Going into the marriage, he knew I wanted children.  This became a weapon for him, a carrot to dangle. "We could have kids if you just       "  "You don't take care of       , how are you going to take care of kids?"  We had dogs, he spoiled them rotten... I loved my dogs, but ultimately, they were dogs, not people. That was further justification for putting off children because I "didn't treat the dogs right".  Right was of course whatever he decided it was.  Anything else was wrong.  Nevermind that I'd grown up with dogs throughout my entire life, and he'd never had dogs before. There was always some excuse.

His needs came first.  Mine often were dismissed.  I've come to understand that he's a narcissist.  Anyone who knows him thinks otherwise.  He's very big on the grand gestures.  I wanted the single rose, the meaning, the intent behind a gift.  I never wanted the grand gestures, and I resented the money spent.  All anyone ever saw was the generosity.  I did my part in maintaining that illusion, because it's wrong to tear people down in front of others.  Our marriage problems were private.  Not something you discuss with other people.

Often during the course of the marriage, I would think "I wish he would just hit me, it would hurt less."  I would curl up in a corner and muffle my screaming as I cried from anxiety attacks, wondering what the future would hold for me because he wouldn't discuss it.  He refuse to partake in planning for the future.  His answer was always "You can take care of yourself".  I was incredulous, retirement never existed in his mind for me.
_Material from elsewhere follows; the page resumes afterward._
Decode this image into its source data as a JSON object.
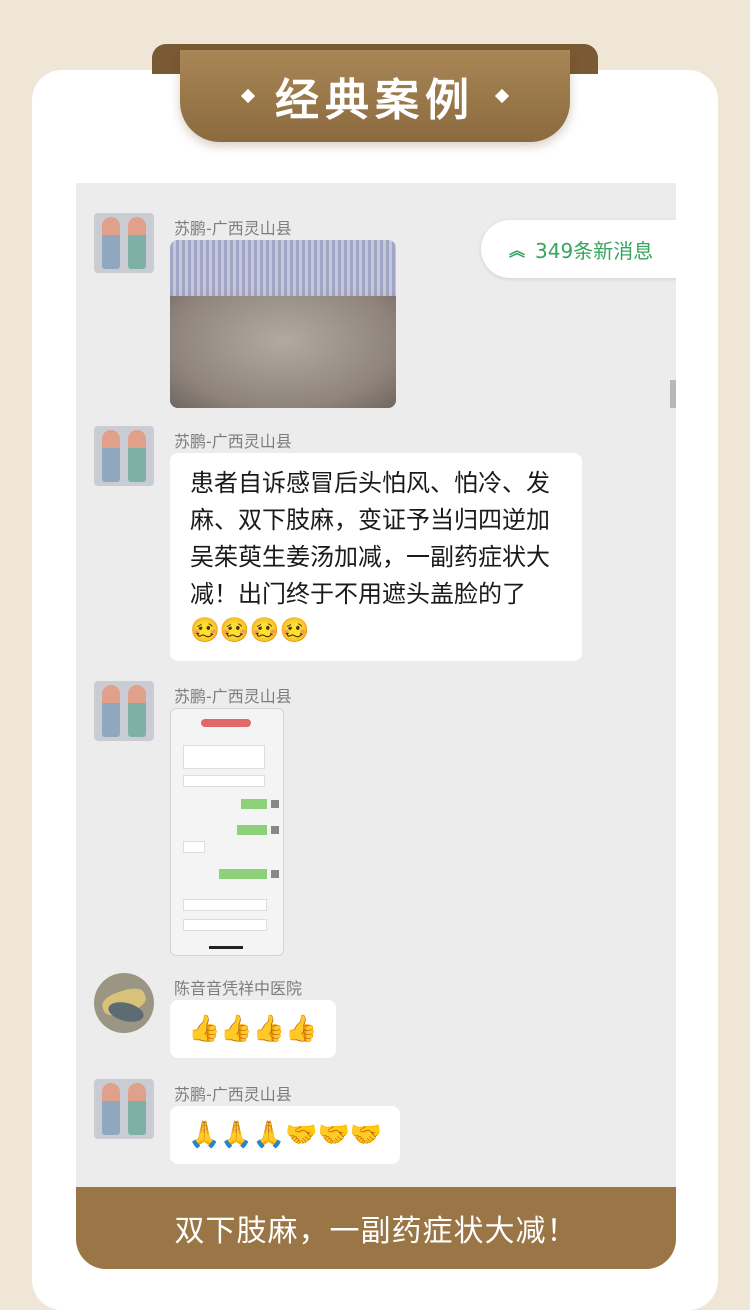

Over and over again I asked, even demanded marriage counseling.  Over and over he refused, telling me "The only reason you want to see a counselor is so they'll tell you that you are right".  "Any person can put a certificate on the wall claiming to be a counselor, it doesn't mean anything".  "I can fix any of my own problems, you need to work on yours".